SUPPLIED DATA:

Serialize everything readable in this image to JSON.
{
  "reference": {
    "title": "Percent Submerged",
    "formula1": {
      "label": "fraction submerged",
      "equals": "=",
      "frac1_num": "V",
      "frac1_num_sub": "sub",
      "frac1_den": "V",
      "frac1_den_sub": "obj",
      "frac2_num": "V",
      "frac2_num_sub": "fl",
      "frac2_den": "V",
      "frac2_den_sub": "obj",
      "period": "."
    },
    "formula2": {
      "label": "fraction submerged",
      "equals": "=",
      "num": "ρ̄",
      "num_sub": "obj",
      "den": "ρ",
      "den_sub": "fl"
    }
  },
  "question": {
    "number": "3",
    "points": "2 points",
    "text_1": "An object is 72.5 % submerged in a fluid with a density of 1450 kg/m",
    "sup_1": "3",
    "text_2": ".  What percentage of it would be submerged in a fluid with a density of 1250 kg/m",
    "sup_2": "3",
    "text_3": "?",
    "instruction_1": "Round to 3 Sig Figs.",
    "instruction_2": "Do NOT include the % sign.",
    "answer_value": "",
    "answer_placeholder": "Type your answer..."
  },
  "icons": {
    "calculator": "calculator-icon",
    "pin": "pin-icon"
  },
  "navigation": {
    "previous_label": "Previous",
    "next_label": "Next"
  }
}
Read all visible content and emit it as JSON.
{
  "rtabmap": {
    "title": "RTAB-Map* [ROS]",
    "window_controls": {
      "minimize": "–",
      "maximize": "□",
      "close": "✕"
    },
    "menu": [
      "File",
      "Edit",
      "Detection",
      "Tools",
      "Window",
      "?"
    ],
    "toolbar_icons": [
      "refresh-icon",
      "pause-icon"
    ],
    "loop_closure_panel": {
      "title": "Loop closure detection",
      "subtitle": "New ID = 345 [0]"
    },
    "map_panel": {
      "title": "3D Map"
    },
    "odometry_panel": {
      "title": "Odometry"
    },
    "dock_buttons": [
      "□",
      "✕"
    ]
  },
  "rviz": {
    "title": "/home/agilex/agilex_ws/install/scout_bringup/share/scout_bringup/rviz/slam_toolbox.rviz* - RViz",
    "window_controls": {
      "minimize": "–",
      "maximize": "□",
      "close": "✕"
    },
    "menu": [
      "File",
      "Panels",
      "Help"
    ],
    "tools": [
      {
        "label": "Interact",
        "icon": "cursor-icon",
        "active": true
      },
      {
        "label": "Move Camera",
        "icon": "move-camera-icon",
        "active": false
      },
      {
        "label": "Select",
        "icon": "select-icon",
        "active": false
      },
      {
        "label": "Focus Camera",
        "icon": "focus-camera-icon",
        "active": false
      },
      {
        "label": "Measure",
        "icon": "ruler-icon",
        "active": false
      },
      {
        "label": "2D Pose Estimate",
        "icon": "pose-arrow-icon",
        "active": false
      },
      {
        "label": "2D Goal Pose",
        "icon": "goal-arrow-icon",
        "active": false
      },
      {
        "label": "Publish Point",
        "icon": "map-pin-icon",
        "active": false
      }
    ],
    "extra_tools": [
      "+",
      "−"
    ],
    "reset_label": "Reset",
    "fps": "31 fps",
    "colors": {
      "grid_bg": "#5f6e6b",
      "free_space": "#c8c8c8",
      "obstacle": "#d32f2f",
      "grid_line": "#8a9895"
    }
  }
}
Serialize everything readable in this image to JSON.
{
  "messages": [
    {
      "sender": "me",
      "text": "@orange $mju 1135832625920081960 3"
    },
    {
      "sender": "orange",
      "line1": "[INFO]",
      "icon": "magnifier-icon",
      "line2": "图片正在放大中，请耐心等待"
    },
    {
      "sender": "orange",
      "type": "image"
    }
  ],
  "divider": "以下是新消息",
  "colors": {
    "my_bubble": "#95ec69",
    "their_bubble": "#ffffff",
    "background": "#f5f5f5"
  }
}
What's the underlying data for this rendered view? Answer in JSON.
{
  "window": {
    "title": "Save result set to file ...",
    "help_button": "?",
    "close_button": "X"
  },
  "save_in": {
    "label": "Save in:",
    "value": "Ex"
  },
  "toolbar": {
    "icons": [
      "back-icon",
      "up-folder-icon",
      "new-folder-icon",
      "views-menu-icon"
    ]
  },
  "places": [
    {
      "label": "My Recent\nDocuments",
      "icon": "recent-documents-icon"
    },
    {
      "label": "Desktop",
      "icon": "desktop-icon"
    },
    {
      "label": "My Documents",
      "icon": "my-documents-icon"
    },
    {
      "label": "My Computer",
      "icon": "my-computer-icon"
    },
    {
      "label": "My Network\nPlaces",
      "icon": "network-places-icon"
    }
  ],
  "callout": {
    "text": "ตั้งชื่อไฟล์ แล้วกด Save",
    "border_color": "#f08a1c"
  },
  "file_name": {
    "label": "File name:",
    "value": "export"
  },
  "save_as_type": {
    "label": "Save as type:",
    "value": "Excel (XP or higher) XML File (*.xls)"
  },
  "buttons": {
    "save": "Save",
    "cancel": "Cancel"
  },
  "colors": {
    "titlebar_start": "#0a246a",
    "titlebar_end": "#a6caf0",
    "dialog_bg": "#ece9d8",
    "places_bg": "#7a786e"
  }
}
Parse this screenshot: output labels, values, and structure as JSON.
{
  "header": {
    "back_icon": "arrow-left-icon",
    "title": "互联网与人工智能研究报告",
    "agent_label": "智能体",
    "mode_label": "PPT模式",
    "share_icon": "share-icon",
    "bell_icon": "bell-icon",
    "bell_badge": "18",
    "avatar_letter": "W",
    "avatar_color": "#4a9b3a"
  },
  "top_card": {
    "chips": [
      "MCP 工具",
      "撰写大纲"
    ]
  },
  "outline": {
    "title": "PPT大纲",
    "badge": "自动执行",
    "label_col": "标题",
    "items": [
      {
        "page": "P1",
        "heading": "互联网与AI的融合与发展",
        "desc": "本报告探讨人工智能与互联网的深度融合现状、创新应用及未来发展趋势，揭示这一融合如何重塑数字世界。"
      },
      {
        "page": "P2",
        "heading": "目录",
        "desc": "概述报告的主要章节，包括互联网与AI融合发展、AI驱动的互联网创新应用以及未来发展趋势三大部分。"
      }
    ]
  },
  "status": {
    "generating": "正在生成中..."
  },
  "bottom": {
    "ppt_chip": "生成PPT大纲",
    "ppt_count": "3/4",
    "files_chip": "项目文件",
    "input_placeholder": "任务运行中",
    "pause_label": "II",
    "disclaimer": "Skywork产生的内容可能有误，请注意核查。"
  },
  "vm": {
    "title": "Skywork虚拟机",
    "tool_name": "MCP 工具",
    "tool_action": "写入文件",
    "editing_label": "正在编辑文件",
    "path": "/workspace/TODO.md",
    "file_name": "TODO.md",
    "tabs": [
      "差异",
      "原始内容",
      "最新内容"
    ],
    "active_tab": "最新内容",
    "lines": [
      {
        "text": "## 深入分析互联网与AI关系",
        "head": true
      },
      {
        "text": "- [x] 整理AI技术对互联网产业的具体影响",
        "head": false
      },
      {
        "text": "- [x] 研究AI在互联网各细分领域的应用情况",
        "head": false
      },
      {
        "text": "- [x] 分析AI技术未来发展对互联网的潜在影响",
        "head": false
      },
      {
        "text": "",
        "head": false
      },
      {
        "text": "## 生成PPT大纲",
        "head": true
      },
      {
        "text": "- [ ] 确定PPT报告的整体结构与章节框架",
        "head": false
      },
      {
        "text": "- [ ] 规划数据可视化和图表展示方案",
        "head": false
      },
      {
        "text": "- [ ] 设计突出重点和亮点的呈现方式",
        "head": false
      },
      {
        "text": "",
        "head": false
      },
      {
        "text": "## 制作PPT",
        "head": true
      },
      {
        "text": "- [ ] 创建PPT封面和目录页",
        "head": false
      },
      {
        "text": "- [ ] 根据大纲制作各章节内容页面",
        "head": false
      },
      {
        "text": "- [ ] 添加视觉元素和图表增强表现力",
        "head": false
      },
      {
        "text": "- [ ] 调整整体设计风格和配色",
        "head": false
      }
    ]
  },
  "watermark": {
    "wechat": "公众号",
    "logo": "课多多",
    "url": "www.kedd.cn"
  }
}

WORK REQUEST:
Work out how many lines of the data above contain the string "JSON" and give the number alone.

OUTPUT:
5